Assignment>
Check the entries below for lines with "localhost"; report only how many there are.

Records shown>
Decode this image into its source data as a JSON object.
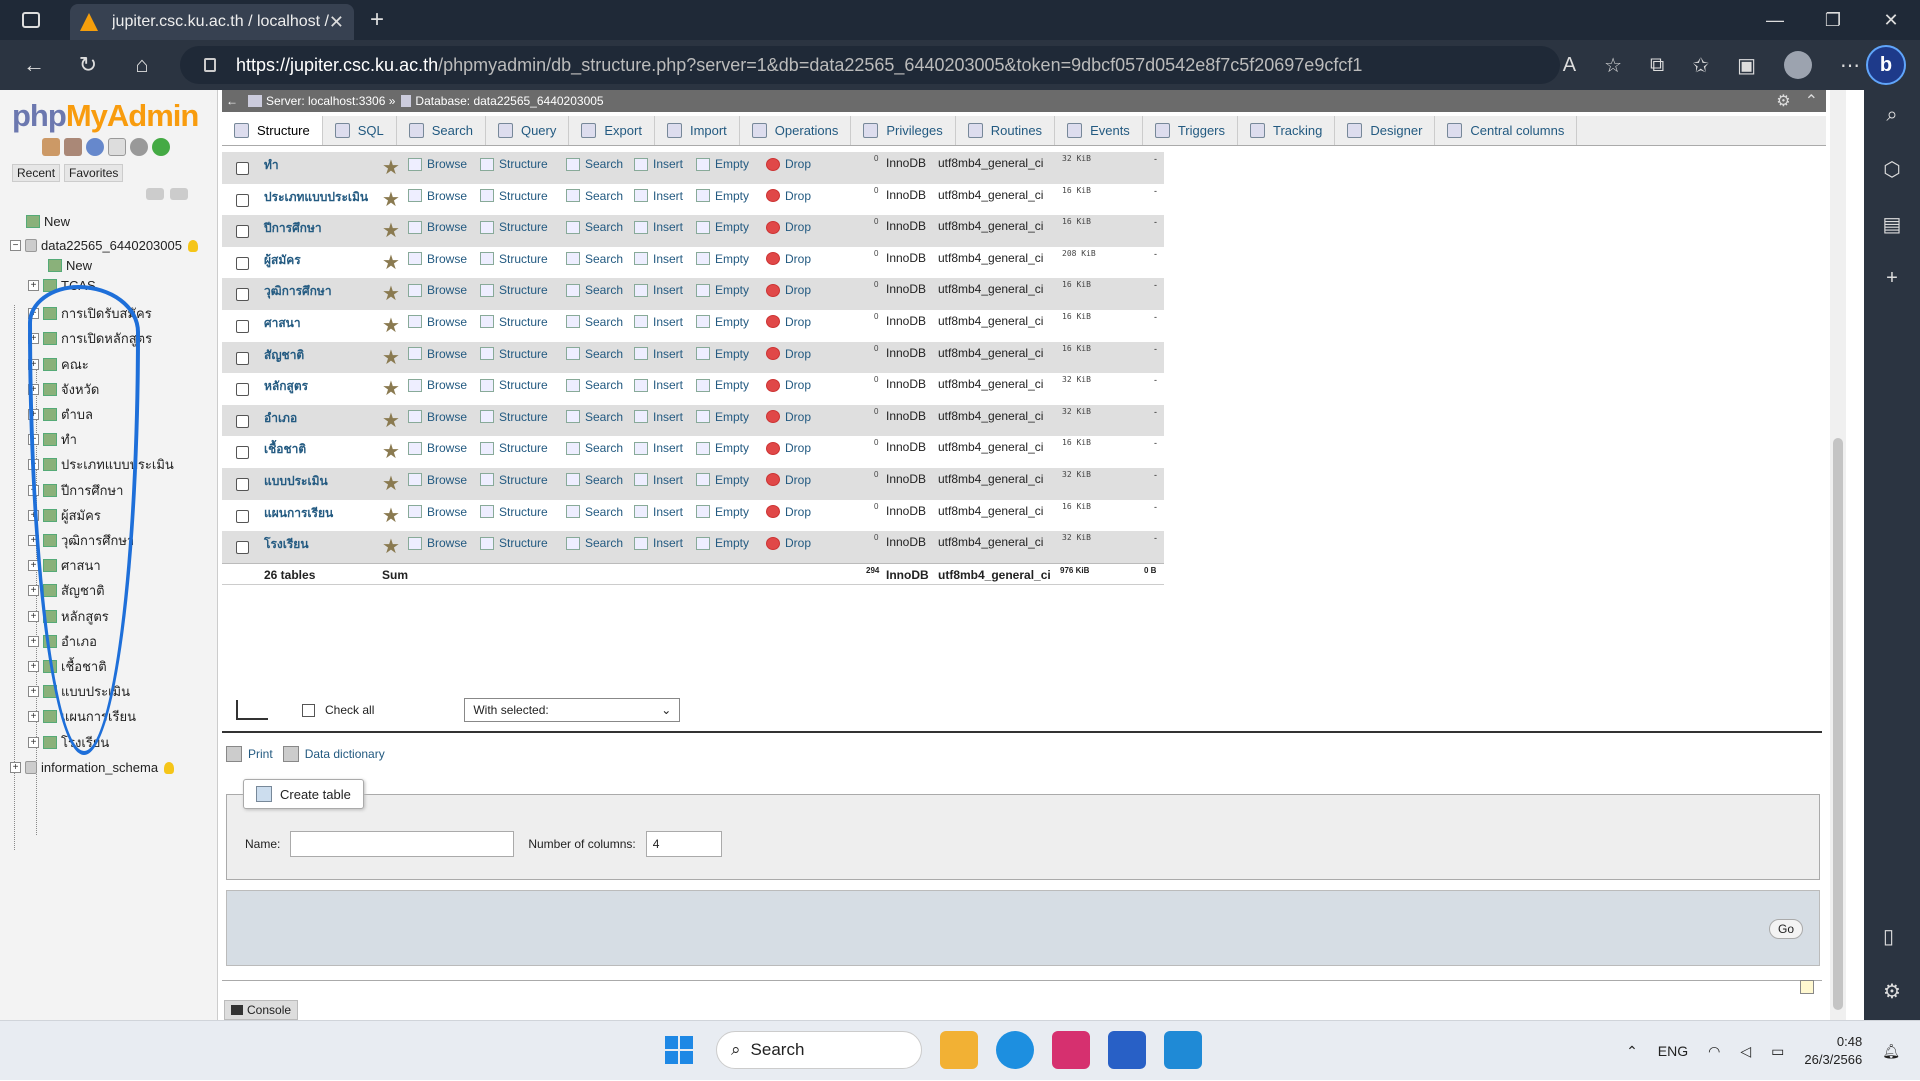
{
  "browser": {
    "tab_title": "jupiter.csc.ku.ac.th / localhost / d",
    "url_host": "https://jupiter.csc.ku.ac.th",
    "url_path": "/phpmyadmin/db_structure.php?server=1&db=data22565_6440203005&token=9dbcf057d0542e8f7c5f20697e9cfcf1"
  },
  "sidebar": {
    "logo_php": "php",
    "logo_my": "MyAdmin",
    "recent": "Recent",
    "favorites": "Favorites",
    "new_top": "New",
    "db_name": "data22565_6440203005",
    "new_table": "New",
    "tables": [
      "TCAS",
      "การเปิดรับสมัคร",
      "การเปิดหลักสูตร",
      "คณะ",
      "จังหวัด",
      "ตำบล",
      "ทำ",
      "ประเภทแบบประเมิน",
      "ปีการศึกษา",
      "ผู้สมัคร",
      "วุฒิการศึกษา",
      "ศาสนา",
      "สัญชาติ",
      "หลักสูตร",
      "อำเภอ",
      "เชื้อชาติ",
      "แบบประเมิน",
      "แผนการเรียน",
      "โรงเรียน"
    ],
    "other_db": "information_schema"
  },
  "breadcrumb": {
    "server": "Server: localhost:3306 »",
    "database": "Database: data22565_6440203005"
  },
  "tabs": [
    "Structure",
    "SQL",
    "Search",
    "Query",
    "Export",
    "Import",
    "Operations",
    "Privileges",
    "Routines",
    "Events",
    "Triggers",
    "Tracking",
    "Designer",
    "Central columns"
  ],
  "actions": {
    "browse": "Browse",
    "structure": "Structure",
    "search": "Search",
    "insert": "Insert",
    "empty": "Empty",
    "drop": "Drop"
  },
  "rows": [
    {
      "name": "ทำ",
      "rows": "0",
      "engine": "InnoDB",
      "collation": "utf8mb4_general_ci",
      "size": "32 KiB",
      "overhead": "-"
    },
    {
      "name": "ประเภทแบบประเมิน",
      "rows": "0",
      "engine": "InnoDB",
      "collation": "utf8mb4_general_ci",
      "size": "16 KiB",
      "overhead": "-"
    },
    {
      "name": "ปีการศึกษา",
      "rows": "0",
      "engine": "InnoDB",
      "collation": "utf8mb4_general_ci",
      "size": "16 KiB",
      "overhead": "-"
    },
    {
      "name": "ผู้สมัคร",
      "rows": "0",
      "engine": "InnoDB",
      "collation": "utf8mb4_general_ci",
      "size": "208 KiB",
      "overhead": "-"
    },
    {
      "name": "วุฒิการศึกษา",
      "rows": "0",
      "engine": "InnoDB",
      "collation": "utf8mb4_general_ci",
      "size": "16 KiB",
      "overhead": "-"
    },
    {
      "name": "ศาสนา",
      "rows": "0",
      "engine": "InnoDB",
      "collation": "utf8mb4_general_ci",
      "size": "16 KiB",
      "overhead": "-"
    },
    {
      "name": "สัญชาติ",
      "rows": "0",
      "engine": "InnoDB",
      "collation": "utf8mb4_general_ci",
      "size": "16 KiB",
      "overhead": "-"
    },
    {
      "name": "หลักสูตร",
      "rows": "0",
      "engine": "InnoDB",
      "collation": "utf8mb4_general_ci",
      "size": "32 KiB",
      "overhead": "-"
    },
    {
      "name": "อำเภอ",
      "rows": "0",
      "engine": "InnoDB",
      "collation": "utf8mb4_general_ci",
      "size": "32 KiB",
      "overhead": "-"
    },
    {
      "name": "เชื้อชาติ",
      "rows": "0",
      "engine": "InnoDB",
      "collation": "utf8mb4_general_ci",
      "size": "16 KiB",
      "overhead": "-"
    },
    {
      "name": "แบบประเมิน",
      "rows": "0",
      "engine": "InnoDB",
      "collation": "utf8mb4_general_ci",
      "size": "32 KiB",
      "overhead": "-"
    },
    {
      "name": "แผนการเรียน",
      "rows": "0",
      "engine": "InnoDB",
      "collation": "utf8mb4_general_ci",
      "size": "16 KiB",
      "overhead": "-"
    },
    {
      "name": "โรงเรียน",
      "rows": "0",
      "engine": "InnoDB",
      "collation": "utf8mb4_general_ci",
      "size": "32 KiB",
      "overhead": "-"
    }
  ],
  "summary": {
    "tables": "26 tables",
    "sum": "Sum",
    "rows": "294",
    "engine": "InnoDB",
    "collation": "utf8mb4_general_ci",
    "size": "976 KiB",
    "overhead": "0 B"
  },
  "footer": {
    "check_all": "Check all",
    "with_selected": "With selected:",
    "print": "Print",
    "data_dictionary": "Data dictionary",
    "create_table": "Create table",
    "name_label": "Name:",
    "name_value": "",
    "columns_label": "Number of columns:",
    "columns_value": "4",
    "go": "Go",
    "console": "Console"
  },
  "taskbar": {
    "search": "Search",
    "lang": "ENG",
    "time": "0:48",
    "date": "26/3/2566"
  }
}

Your solution>
2